By Deb Walker, APRN
Hartford HealthCare Cancer Institute Survivorship Program
Many behaviors can have an overwhelming influence on health. Establishing healthy behaviors and eliminating unhealthy ones can improve health as well as decrease the risk of cancers.
According to a Harvard TH Chan School of Public Health study, close to half of the cancer cases in the United States could be prevented by maintaining healthy lifestyle behaviors. The study looked at the following behaviors which correlated with a lower incidence of cancer:
- Not smoking or using tobacco
- Maintaining a healthy weight
- Increased physical activity
- None to moderate alcohol intake
- Healthy diet
What are the risks of unhealthy behaviors?
- Smoking is the most preventable cause of cancer worldwide.
- It causes at least 15 different types of cancer including cancer of the lung, larynx (voice box), mouth, esophagus, throat, bladder, kidney, liver, stomach, pancreas, colon, rectum, and cervix.
- Smoking not only causes many cancers, but evidence suggests that it might also affect cancer treatment.
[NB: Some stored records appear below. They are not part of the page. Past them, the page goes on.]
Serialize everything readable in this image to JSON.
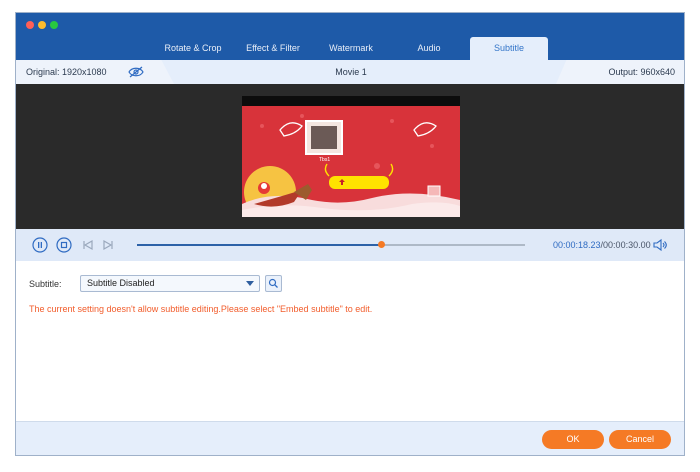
{
  "window": {
    "traffic_lights": [
      "#fe5f57",
      "#febc2e",
      "#28c840"
    ]
  },
  "tabs": [
    {
      "label": "Rotate & Crop",
      "active": false
    },
    {
      "label": "Effect & Filter",
      "active": false
    },
    {
      "label": "Watermark",
      "active": false
    },
    {
      "label": "Audio",
      "active": false
    },
    {
      "label": "Subtitle",
      "active": true
    }
  ],
  "infobar": {
    "original": "Original: 1920x1080",
    "title": "Movie 1",
    "output": "Output: 960x640",
    "eye_icon": "eye-slash-icon"
  },
  "video": {
    "stamp_label": "Tbs1"
  },
  "playback": {
    "current_time": "00:00:18.23",
    "total_time": "/00:00:30.00",
    "progress": 0.63,
    "icons": [
      "play-icon",
      "stop-icon",
      "skip-back-icon",
      "skip-forward-icon",
      "volume-icon"
    ]
  },
  "subtitle": {
    "label": "Subtitle:",
    "selected": "Subtitle Disabled",
    "warning": "The current setting doesn't allow subtitle editing.Please select \"Embed subtitle\" to edit."
  },
  "footer": {
    "ok_label": "OK",
    "cancel_label": "Cancel"
  },
  "colors": {
    "accent_blue": "#1e5aa8",
    "orange": "#f57a25",
    "warning_text": "#f25d2c"
  }
}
- According to research from the American Cancer Society, being overweight is believed to be responsible for approximately 11% of cancers in women and 5% of cancers in men in the United States.
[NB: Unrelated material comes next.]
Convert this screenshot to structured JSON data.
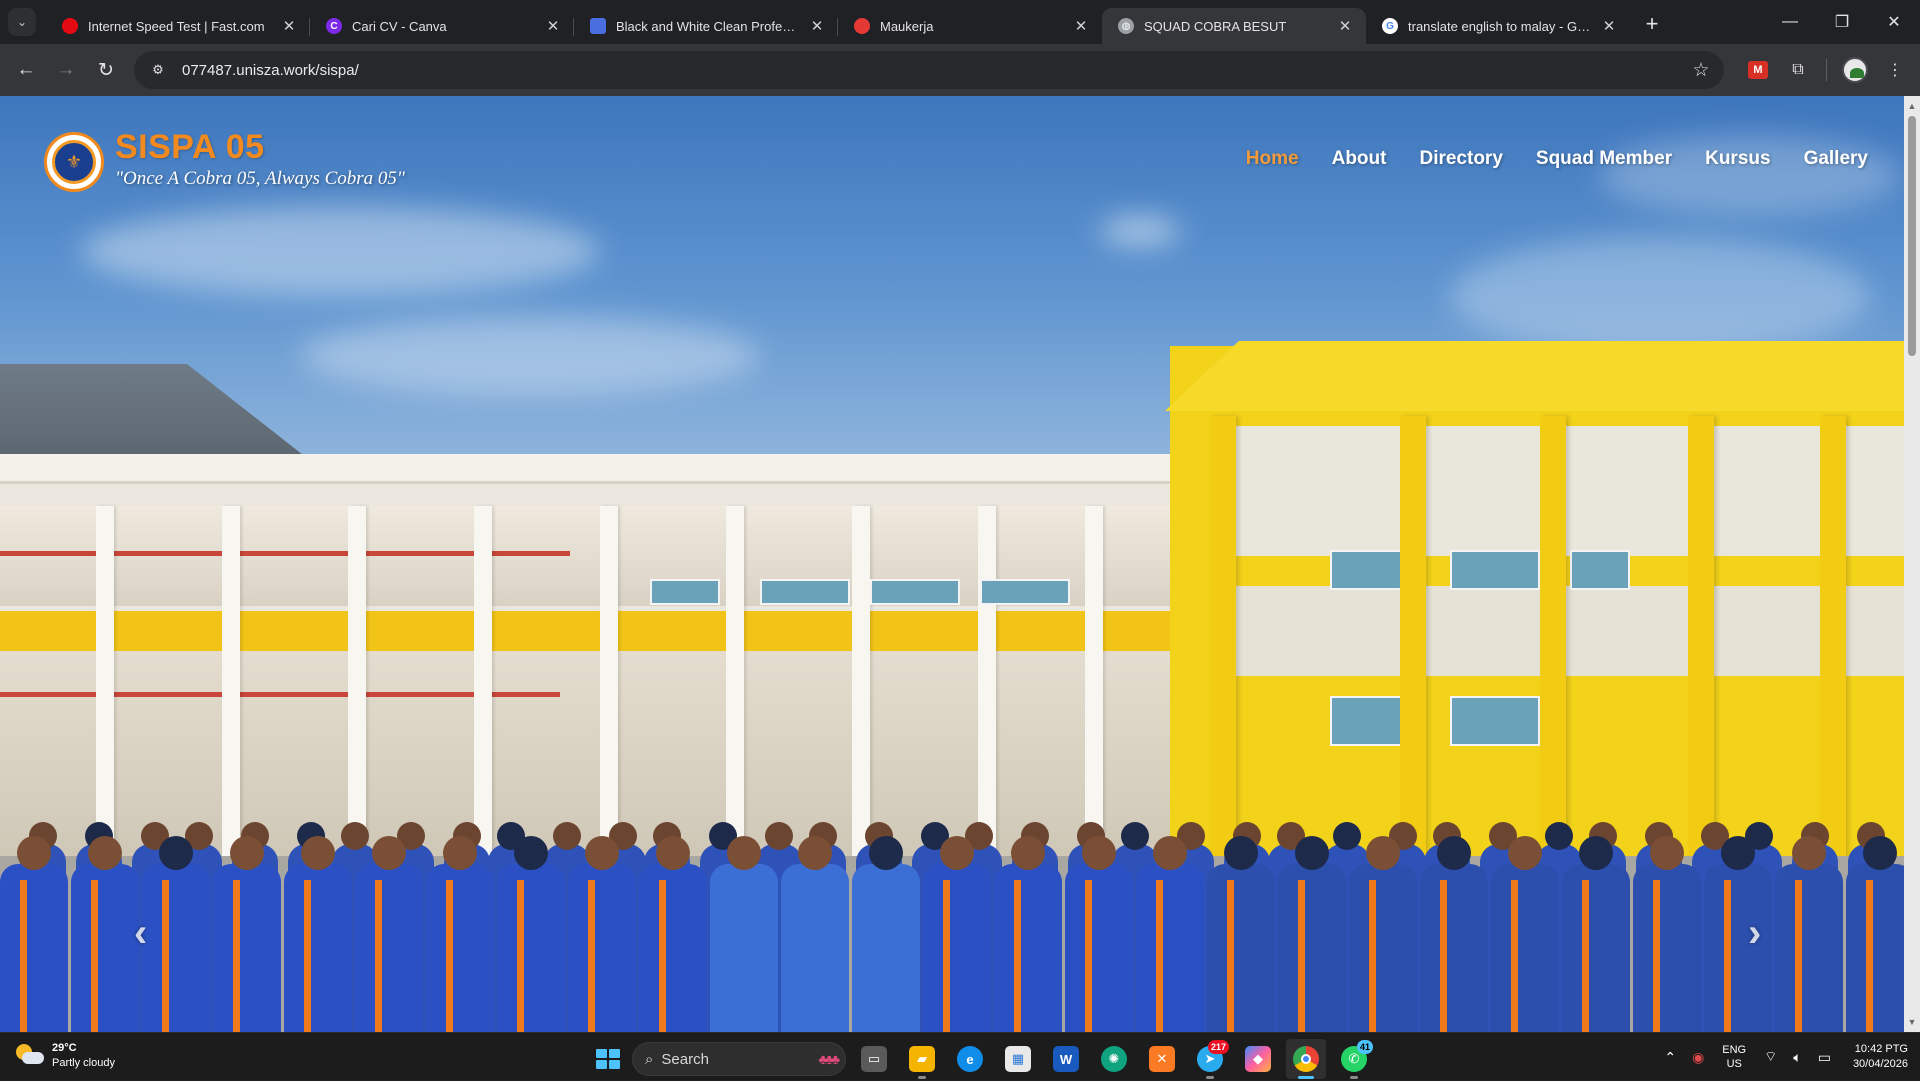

- Obesity was accountable for about 7% of all cancer deaths.
- Being overweight or having obesity is linked to a higher risk of approximately 13 types of cancer including breast, colorectal, uterine, ovarian, pancreatic, liver, and stomach.
- According to the American Institute of Cancer Research, a study found that being too sedentary increases the risk of three cancers: colon, endometrial, and lung.
- Roswell Park Comprehensive Cancer Center researchers found habitually inactive patients were more likely to die of cancer.
- There is a strong scientific agreement that drinking alcohol can cause several types of cancer including head/neck, esophageal, liver, breast, and colorectal.
- The Journal of the National Cancer Institute Spectrum published a study showing a significant number of cancer cases are associated with poor diet.
- In the United States, it showed 61% of an adult’s diet consists of ultra-processed foods such as snacks, desserts, and ready-to-eat or -heated meals.
- The study found an estimated 80,110 new cancer cases among adults in the United States in 2015 were attributable to eating a poor diet.
What are the benefits of healthy behaviors?
- 20 minutes: blood pressure and heart rate return to normal.
- 3 months: circulation improves and lung function increases.
- 1 year: heart disease is half that of someone still using tobacco and heart attack risk drops dramatically.
- 5 years: mouth, throat, esophagus, and bladder cancers are reduced by half and cervical cancer falls to that of a non-smoker.
- 10 years: dying from lung cancer is about one-half that of a person who still smokes.
- Obesity is a risk factor for cancer, and the good news is that it is reversible.
- Maintaining a healthy weight with BMI 18.5-27.5 will improve quality of life and reduce the risk of cancer
- According to Cancer.Net, losing as little as 5% to 10% of your total body weight can reduce your risk of developing cancer.
- For most people, exercise is safe and helpful before, during, and after cancer treatment.
- Research shows that people who exercise at least 150 minutes of moderate physical activity weekly have a lower cancer risk as well as a decreased risk of other chronic diseases, such as heart disease and diabetes. This exercise may also reduce recurrence risk for cancer survivors.
- Avoid sitting for long periods of time.
- Diet is among the few modifiable risk factors for cancer prevention
- Research shows that a diet filled with a variety of vegetables, fruits, whole grains, beans, and other plant foods lowers the risk of cancer.
- Limit red meat, sugary and salty foods.
- Add omega-3 rich foods such as fish, nuts, and soybeans.
Coming soon: Healthy Behaviors for Survivors Grant Program
The Healthy Behaviors for Survivors Program will provide cancer patients with health coaching, support, and access to lifestyle programs to improve their overall health and well-being. The program is funded by the Centers for Disease Control and Prevention (CDC) and supported by the Connecticut Department of Public Health to provide funding for lifestyle programs to help increase survivors’ quality of life and assist in decreasing future cancer risk.
Who is eligible, and what services are provided?
- Eligibility: 18y/o or older with a past or present cancer diagnosis
- Provide assessments of health metrics such as weight, blood pressure, glucose, and cholesterol
- Provide risk reduction counseling
- Referrals to smoking cessation, fitness center, nutrition, weight loss, yoga, Zumba, and more
- Track and support lifestyle attendance at 30 days and 90 days